The lands that are being confiscated are an important source of income for the local population: a large number of Palestinian farmers from Beit Jala live off these trees, among others, by producing high quality olive oil. Not only will the construction of the wall separate these lands from the inhabitants, but it will also create a new wave of displacement and deprive them of economic income as a result. The Israeli plan is to control most of the lands of Beit Jala, Battir, Khader and Hussan in this area for the continued expansion of the settlements of Gilo and Har Gilo for the purpose of connecting all the settlements in the Bethlehem district with Jerusalem. The confiscation of Wadi Ahmed (3000 dunums), Wadi Al-Makhrur (3500 dunums) and the lands on which the three illegal settlements of Gilo, Har Gilo and Givat Hamatus (2000 dunums) are built, have reduced the land of Beit Jala to half its original size. The built up area of Beit Jala counts only 4000 dunums, and it is being endlessly cut off from its natural resources, giving no possibility of expansion for the future Palestinian generations. It is necessary to stop this plan as it solidifies the process of  segregation within the Palestinian territories in the West Bank. This plan is one step further in the Israeli territorial plans to create  South Africa-style Bantustans.

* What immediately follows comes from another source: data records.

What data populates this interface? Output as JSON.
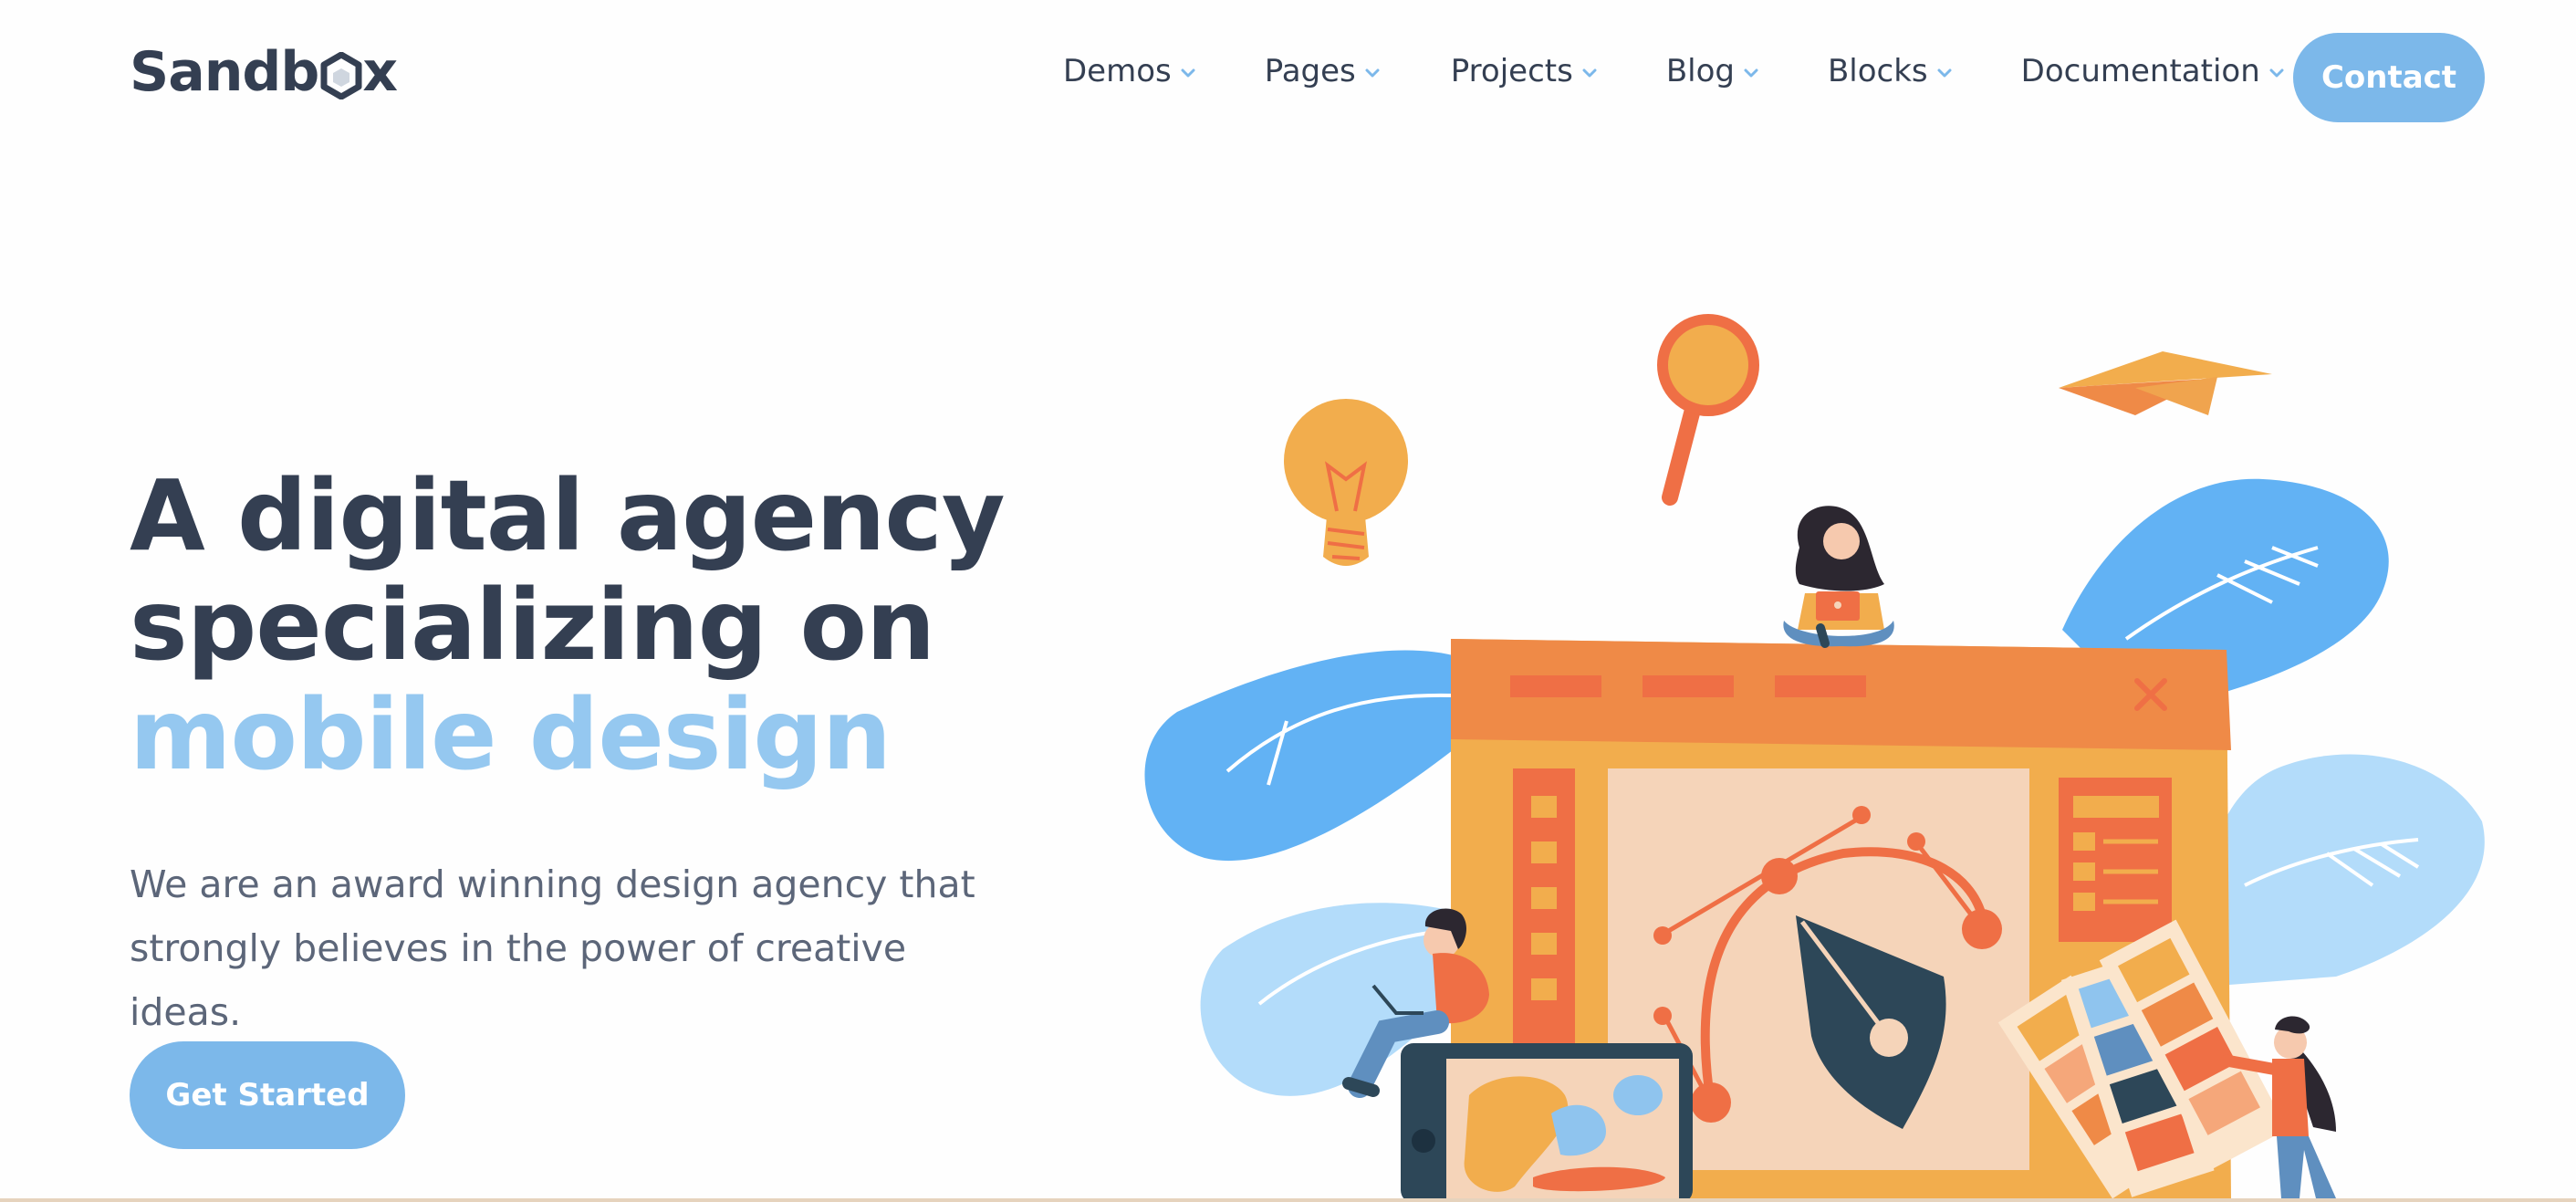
{
  "header": {
    "logo_pre": "Sandb",
    "logo_post": "x",
    "nav": [
      {
        "label": "Demos"
      },
      {
        "label": "Pages"
      },
      {
        "label": "Projects"
      },
      {
        "label": "Blog"
      },
      {
        "label": "Blocks"
      },
      {
        "label": "Documentation"
      }
    ],
    "contact_label": "Contact"
  },
  "hero": {
    "title_line1": "A digital agency",
    "title_line2": "specializing on",
    "title_highlight": "mobile design",
    "description": "We are an award winning design agency that strongly believes in the power of creative ideas.",
    "cta_label": "Get Started"
  },
  "colors": {
    "accent": "#7cb8ea",
    "highlight": "#95c8f0",
    "heading": "#343f52",
    "text": "#5c6679",
    "orange": "#ef8a47",
    "yellow": "#f2ad4d",
    "blue": "#62b2f4",
    "light_blue": "#b3dcfa",
    "navy": "#2d4758"
  },
  "icons": {
    "chevron": "chevron-down-icon",
    "logo_mark": "hexagon-box-icon"
  }
}
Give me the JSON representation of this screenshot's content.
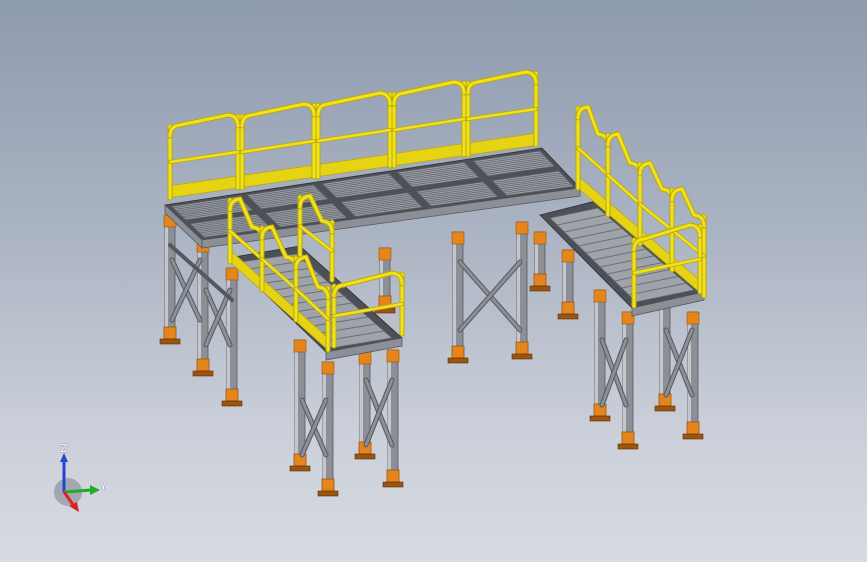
{
  "viewport": {
    "background_top": "#8e9aae",
    "background_bottom": "#d8dbe2"
  },
  "model": {
    "colors": {
      "railing": "#f2e21b",
      "railing_shadow": "#b8a80e",
      "kickplate": "#e6d414",
      "steel": "#8c8f96",
      "steel_dark": "#55585f",
      "steel_light": "#c4c6cc",
      "grating": "#9fa3aa",
      "grating_dark": "#4d5056",
      "leg_foot": "#e4861c",
      "leg_foot_dark": "#9c5410"
    }
  },
  "triad": {
    "z_label": "Z",
    "y_label": "Y",
    "z_color": "#2146d6",
    "y_color": "#1faa2a",
    "x_color": "#e02020",
    "icon": "coordinate-triad-icon"
  }
}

Specifically in the district of Bethlehem the lands designated through the Oslo Agreements as areas A and B under the control of the Palestinian Authority, constitute only 12% of the district. What is left of the district is categorized as area C, and remains under direct Israeli control.  Directly after the 1967 war and the start of the occupation, there was a clear Israeli policy of building settlements on the lands of Bethlehem, because of its proximity to Jerusalem. This allowed the occupation to control a large part of the land and annex it to Jerusalem. The process of land confiscation continues to date and the current military operation in the area of Beit Jala is but the latest installment.

The first Israeli settlement in the West Bank, Kfar Etzion, was established in the Bethlehem district. Since then the Israeli government has established 22 settlements and 24 settlement outposts in the Bethlehem district alone. The population of these settlements now equals that of  the native population of Palestinians in the district. The settlements directly control 40% of the land and indirectly control 67% of the total region. The Apartheid Wall in the area will span 83km when completed, spiraling deep within the Palestinian cities and villages, dividing the district into 13 bantustans, and transforming the lives of Palestinians into a living hell within open air prisons. The Apartheid Wall, contrary to Israeli claim as a security measure, is a primary colonial instrument in the ethnic cleansing and forced displacement of the inhabitants from their land.